Dear Research Advocate:

After 16 costly, wasteful days, the government has been funded through January 15 at post-sequestration, FY13 levels — hardly adequate for providing the solutions the American public awaits. A bicameral, bipartisan budget committee has been charged to develop a long-term deficit reduction plan by December 13. If these marching orders sound familiar, they should: We’ve been down this road before, only this time sequestration isn’t the threat at the end, it’s embedded in the negotiations. As tempting as it is to give in to brinksmanship fatigue and just tune out the process, advocates must seize the opportunity to make sure our issue remains front and center, that it becomes impossible for lawmakers to ignore.

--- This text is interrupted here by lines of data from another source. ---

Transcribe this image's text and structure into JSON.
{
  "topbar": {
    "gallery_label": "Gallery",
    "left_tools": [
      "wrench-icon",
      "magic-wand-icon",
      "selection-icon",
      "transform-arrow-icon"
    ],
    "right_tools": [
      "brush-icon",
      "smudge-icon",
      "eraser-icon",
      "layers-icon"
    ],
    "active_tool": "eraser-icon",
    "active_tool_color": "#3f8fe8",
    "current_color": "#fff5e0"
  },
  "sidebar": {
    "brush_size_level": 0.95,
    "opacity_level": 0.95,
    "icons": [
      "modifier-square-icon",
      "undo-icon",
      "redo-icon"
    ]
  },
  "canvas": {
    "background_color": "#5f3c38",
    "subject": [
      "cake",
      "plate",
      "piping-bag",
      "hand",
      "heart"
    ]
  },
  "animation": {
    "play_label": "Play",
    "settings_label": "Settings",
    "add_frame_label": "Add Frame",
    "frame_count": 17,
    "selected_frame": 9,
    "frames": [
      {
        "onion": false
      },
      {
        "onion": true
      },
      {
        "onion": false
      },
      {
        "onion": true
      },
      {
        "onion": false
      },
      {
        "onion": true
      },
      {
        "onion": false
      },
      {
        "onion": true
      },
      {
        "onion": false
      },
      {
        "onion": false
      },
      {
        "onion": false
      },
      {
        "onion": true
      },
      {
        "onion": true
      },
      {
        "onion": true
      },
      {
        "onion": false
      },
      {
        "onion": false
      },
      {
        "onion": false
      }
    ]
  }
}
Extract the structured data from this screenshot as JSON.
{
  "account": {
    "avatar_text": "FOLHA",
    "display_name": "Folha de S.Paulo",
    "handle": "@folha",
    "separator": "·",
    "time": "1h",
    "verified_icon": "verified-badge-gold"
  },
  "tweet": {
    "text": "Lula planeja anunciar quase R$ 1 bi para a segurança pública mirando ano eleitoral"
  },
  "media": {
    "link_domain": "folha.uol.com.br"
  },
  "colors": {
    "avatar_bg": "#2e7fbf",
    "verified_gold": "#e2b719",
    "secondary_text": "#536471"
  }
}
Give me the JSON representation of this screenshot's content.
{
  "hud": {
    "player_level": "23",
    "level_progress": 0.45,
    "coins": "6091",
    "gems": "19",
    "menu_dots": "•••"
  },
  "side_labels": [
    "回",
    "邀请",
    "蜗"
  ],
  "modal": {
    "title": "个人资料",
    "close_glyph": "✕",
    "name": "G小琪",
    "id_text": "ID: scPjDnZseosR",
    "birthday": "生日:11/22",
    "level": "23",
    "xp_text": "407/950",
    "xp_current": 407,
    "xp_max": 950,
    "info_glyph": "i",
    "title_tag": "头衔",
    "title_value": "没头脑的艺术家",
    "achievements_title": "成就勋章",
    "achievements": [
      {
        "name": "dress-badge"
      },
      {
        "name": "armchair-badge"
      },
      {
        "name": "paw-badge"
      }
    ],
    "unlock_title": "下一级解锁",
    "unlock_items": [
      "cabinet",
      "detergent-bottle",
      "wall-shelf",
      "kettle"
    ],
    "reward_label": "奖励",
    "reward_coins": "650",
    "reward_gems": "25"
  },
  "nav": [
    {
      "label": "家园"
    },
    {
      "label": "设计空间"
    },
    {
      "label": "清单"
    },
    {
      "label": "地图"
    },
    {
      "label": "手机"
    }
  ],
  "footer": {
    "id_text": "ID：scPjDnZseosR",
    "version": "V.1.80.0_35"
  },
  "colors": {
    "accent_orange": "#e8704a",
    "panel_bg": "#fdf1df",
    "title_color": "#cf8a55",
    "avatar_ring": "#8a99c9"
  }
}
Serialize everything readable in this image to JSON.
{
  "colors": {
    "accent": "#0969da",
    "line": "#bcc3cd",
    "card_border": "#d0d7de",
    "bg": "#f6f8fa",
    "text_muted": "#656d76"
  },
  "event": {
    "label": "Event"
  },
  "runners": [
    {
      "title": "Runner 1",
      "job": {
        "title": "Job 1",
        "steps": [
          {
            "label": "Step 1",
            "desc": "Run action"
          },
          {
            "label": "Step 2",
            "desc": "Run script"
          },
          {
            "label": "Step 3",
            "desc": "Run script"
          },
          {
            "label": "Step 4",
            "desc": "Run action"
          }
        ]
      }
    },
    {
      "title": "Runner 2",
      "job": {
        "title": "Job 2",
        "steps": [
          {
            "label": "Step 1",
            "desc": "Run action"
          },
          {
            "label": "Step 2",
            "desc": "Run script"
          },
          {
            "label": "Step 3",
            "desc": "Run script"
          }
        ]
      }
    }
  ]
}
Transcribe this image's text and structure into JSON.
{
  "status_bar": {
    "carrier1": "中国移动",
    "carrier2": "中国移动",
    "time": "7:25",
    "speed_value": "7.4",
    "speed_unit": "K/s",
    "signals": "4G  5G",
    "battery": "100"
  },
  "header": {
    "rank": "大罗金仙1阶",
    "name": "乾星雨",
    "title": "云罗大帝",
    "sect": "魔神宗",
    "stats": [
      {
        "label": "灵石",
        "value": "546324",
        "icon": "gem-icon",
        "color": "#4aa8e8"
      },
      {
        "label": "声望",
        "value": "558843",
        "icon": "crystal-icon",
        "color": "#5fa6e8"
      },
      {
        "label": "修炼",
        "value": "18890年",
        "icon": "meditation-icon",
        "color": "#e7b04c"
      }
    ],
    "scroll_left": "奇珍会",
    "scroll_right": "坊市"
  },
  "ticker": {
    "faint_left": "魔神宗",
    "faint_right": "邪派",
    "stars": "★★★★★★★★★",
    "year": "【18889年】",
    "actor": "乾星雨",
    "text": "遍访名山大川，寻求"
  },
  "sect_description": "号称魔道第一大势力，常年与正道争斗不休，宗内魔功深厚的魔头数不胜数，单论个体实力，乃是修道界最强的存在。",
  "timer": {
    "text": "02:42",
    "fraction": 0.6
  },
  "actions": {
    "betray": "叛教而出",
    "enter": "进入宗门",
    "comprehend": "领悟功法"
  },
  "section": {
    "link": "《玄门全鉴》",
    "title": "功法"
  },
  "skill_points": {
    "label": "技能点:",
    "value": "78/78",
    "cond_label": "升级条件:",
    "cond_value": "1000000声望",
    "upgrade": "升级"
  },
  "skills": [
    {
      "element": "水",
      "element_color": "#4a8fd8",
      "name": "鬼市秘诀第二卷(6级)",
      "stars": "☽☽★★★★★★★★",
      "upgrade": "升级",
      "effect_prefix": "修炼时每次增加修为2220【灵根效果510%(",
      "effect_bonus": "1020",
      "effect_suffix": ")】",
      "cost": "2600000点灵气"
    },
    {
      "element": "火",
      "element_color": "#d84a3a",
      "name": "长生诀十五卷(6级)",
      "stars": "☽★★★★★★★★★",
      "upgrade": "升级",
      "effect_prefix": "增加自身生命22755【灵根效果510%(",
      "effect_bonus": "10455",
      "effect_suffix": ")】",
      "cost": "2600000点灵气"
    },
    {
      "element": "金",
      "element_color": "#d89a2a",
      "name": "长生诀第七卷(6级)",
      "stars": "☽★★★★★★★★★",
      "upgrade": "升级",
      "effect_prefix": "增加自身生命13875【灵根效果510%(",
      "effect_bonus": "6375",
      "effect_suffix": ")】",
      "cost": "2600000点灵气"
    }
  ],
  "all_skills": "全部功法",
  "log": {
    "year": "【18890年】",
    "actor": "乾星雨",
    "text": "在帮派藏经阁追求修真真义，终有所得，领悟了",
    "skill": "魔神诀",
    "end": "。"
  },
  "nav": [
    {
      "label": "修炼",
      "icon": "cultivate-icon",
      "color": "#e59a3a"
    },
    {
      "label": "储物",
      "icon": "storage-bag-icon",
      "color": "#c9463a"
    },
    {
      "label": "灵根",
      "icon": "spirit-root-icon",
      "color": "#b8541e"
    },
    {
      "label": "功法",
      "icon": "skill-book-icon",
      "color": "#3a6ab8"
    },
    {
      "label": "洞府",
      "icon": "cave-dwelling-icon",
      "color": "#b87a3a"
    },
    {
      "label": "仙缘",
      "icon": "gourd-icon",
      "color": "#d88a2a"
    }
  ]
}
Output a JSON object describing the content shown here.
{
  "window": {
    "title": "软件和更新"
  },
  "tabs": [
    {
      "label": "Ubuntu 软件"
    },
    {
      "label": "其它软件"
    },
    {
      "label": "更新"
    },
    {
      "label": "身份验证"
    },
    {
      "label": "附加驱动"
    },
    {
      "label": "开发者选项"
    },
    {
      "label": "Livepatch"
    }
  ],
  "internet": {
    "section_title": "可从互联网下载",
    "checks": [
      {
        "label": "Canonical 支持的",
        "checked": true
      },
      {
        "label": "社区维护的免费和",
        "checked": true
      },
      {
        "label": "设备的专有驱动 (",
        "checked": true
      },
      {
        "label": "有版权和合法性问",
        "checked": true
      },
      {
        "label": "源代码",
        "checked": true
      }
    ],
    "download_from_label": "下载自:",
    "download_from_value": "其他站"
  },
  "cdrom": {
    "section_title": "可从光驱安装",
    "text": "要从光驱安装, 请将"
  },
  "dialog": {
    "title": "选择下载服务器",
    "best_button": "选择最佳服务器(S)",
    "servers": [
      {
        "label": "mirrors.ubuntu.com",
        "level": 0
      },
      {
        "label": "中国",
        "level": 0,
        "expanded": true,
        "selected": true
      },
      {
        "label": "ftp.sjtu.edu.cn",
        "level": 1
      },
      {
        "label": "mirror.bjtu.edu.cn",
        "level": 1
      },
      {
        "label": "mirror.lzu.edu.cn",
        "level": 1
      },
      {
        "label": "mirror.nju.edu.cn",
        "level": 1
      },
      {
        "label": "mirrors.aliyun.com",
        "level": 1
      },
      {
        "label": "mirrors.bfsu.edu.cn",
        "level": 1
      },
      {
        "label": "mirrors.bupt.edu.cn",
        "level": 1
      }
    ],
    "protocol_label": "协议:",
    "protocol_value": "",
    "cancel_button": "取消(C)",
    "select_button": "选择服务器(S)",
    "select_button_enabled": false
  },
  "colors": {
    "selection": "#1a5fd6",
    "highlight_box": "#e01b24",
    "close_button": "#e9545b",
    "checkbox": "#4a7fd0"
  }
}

Sequestration must go; research and innovation must be an immutable national priority, supported at the level of scientific opportunity that will allow us to overcome health challenges and continue to drive the economy.

We are pursuing every opportunity to make the case on behalf of our alliance. Yesterday, I was privileged to join an impressive group of speakers, including Leon Panetta, at a “stop the madness and do your job” press conference sponsored by the Campaign to Fix the Debt. Among the strong points emphasized by former Secretary Panetta, who also served as White House chief of staff, congressman and OMB director, was a call for long-term — he suggested five years — thinking and budgeting for non-defense discretionary spending. Continue reading →